As airlines continue to battle with delays to incoming aircraft, this isn’t felt more so than with the 737 MAX series, which still has two uncertified variants, the 737-7 and 737-10.
For Southwest, an all-737 operator, the series is thus hugely important, and the MAX provides the company with an efficient natural progression in the fleet.
However, their attempts to fly the smallest variant, the 737-7, have become empty as the jet remains uncertified. Boeing has pushed back the first delivery to 2024, dealing with another delay to the aircraft and more frustrations for customers.
During its second quarter, Southwest exercised options for additional 737-7 jets, 18 specifically as part of its future commitment to the program.
However, for the more immediate future, Southwest has converted 16 737-7s to the 737-8, a currently certified and flying variant in the company’s operations. The 737-7s that were restored were scheduled for delivery in 2024 but have been swapped to the middle ground type.

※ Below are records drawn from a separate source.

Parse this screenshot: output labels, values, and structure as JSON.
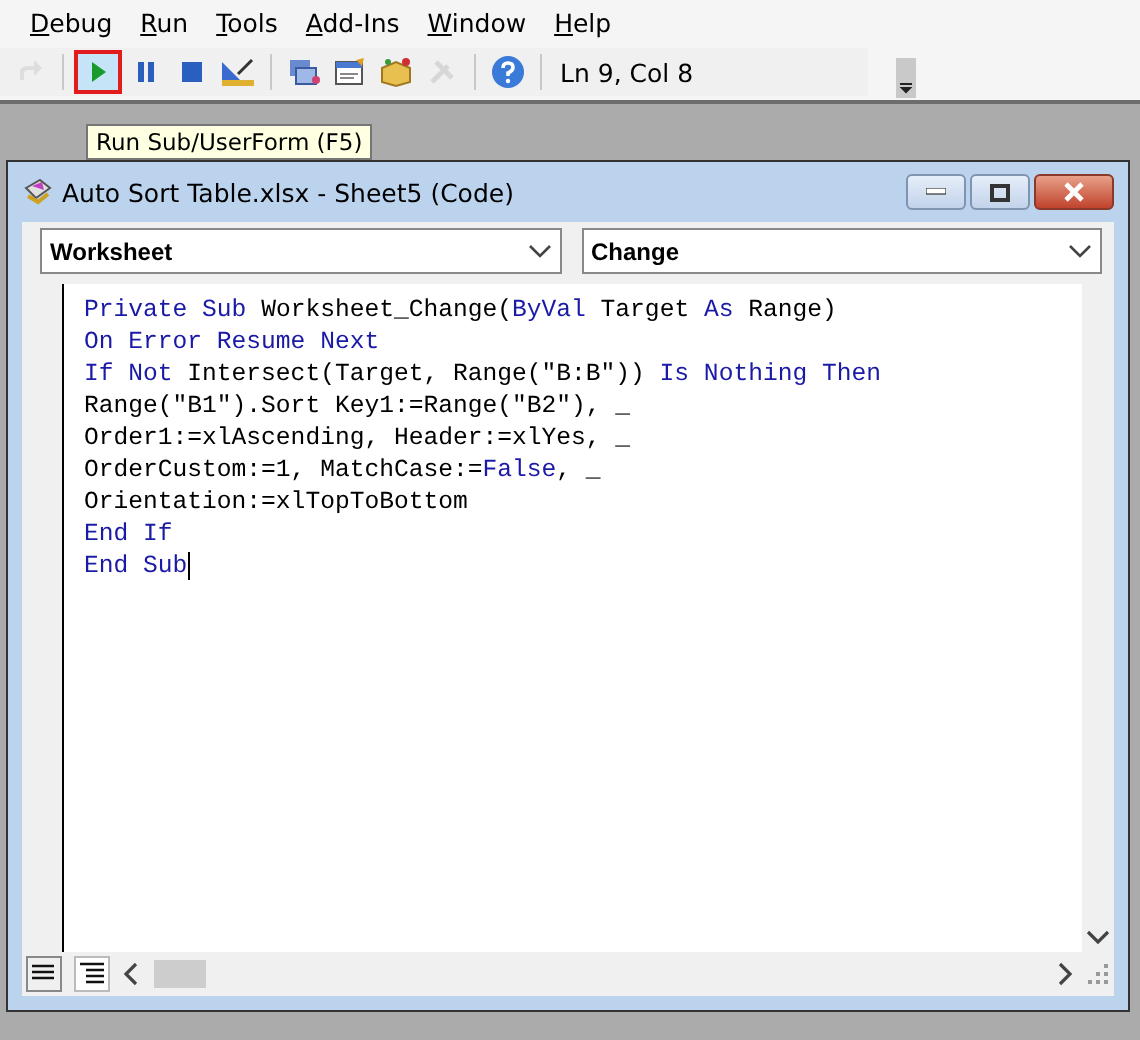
{
  "menu": [
    {
      "label": "Debug"
    },
    {
      "label": "Run"
    },
    {
      "label": "Tools"
    },
    {
      "label": "Add-Ins"
    },
    {
      "label": "Window"
    },
    {
      "label": "Help"
    }
  ],
  "toolbar": {
    "items": [
      {
        "kind": "redo",
        "disabled": true
      },
      {
        "kind": "sep"
      },
      {
        "kind": "run",
        "highlighted": true
      },
      {
        "kind": "pause"
      },
      {
        "kind": "stop"
      },
      {
        "kind": "design"
      },
      {
        "kind": "sep"
      },
      {
        "kind": "explorer"
      },
      {
        "kind": "properties"
      },
      {
        "kind": "browser"
      },
      {
        "kind": "toolbox",
        "disabled": true
      },
      {
        "kind": "sep"
      },
      {
        "kind": "help"
      }
    ],
    "status": "Ln 9, Col 8"
  },
  "tooltip": "Run Sub/UserForm (F5)",
  "window": {
    "title": "Auto Sort Table.xlsx - Sheet5 (Code)",
    "object_dropdown": "Worksheet",
    "procedure_dropdown": "Change",
    "code": [
      [
        {
          "t": "Private Sub ",
          "kind": "keyword"
        },
        {
          "t": "Worksheet_Change(",
          "kind": "plain"
        },
        {
          "t": "ByVal ",
          "kind": "keyword"
        },
        {
          "t": "Target ",
          "kind": "plain"
        },
        {
          "t": "As ",
          "kind": "keyword"
        },
        {
          "t": "Range)",
          "kind": "plain"
        }
      ],
      [
        {
          "t": "On Error Resume Next",
          "kind": "keyword"
        }
      ],
      [
        {
          "t": "If Not ",
          "kind": "keyword"
        },
        {
          "t": "Intersect(Target, Range(\"B:B\")) ",
          "kind": "plain"
        },
        {
          "t": "Is Nothing Then",
          "kind": "keyword"
        }
      ],
      [
        {
          "t": "Range(\"B1\").Sort Key1:=Range(\"B2\"), _",
          "kind": "plain"
        }
      ],
      [
        {
          "t": "Order1:=xlAscending, Header:=xlYes, _",
          "kind": "plain"
        }
      ],
      [
        {
          "t": "OrderCustom:=1, MatchCase:=",
          "kind": "plain"
        },
        {
          "t": "False",
          "kind": "keyword"
        },
        {
          "t": ", _",
          "kind": "plain"
        }
      ],
      [
        {
          "t": "Orientation:=xlTopToBottom",
          "kind": "plain"
        }
      ],
      [
        {
          "t": "End If",
          "kind": "keyword"
        }
      ],
      [
        {
          "t": "End Sub",
          "kind": "keyword"
        }
      ]
    ],
    "view_buttons": [
      {
        "kind": "procedure",
        "selected": false
      },
      {
        "kind": "module",
        "selected": true
      }
    ]
  }
}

Uncertainty about when the 737-7 will be certified and delivered continues to wreak havoc with airlines like Southwest, who rely on the aircraft’s arrival for fleet replacement plans.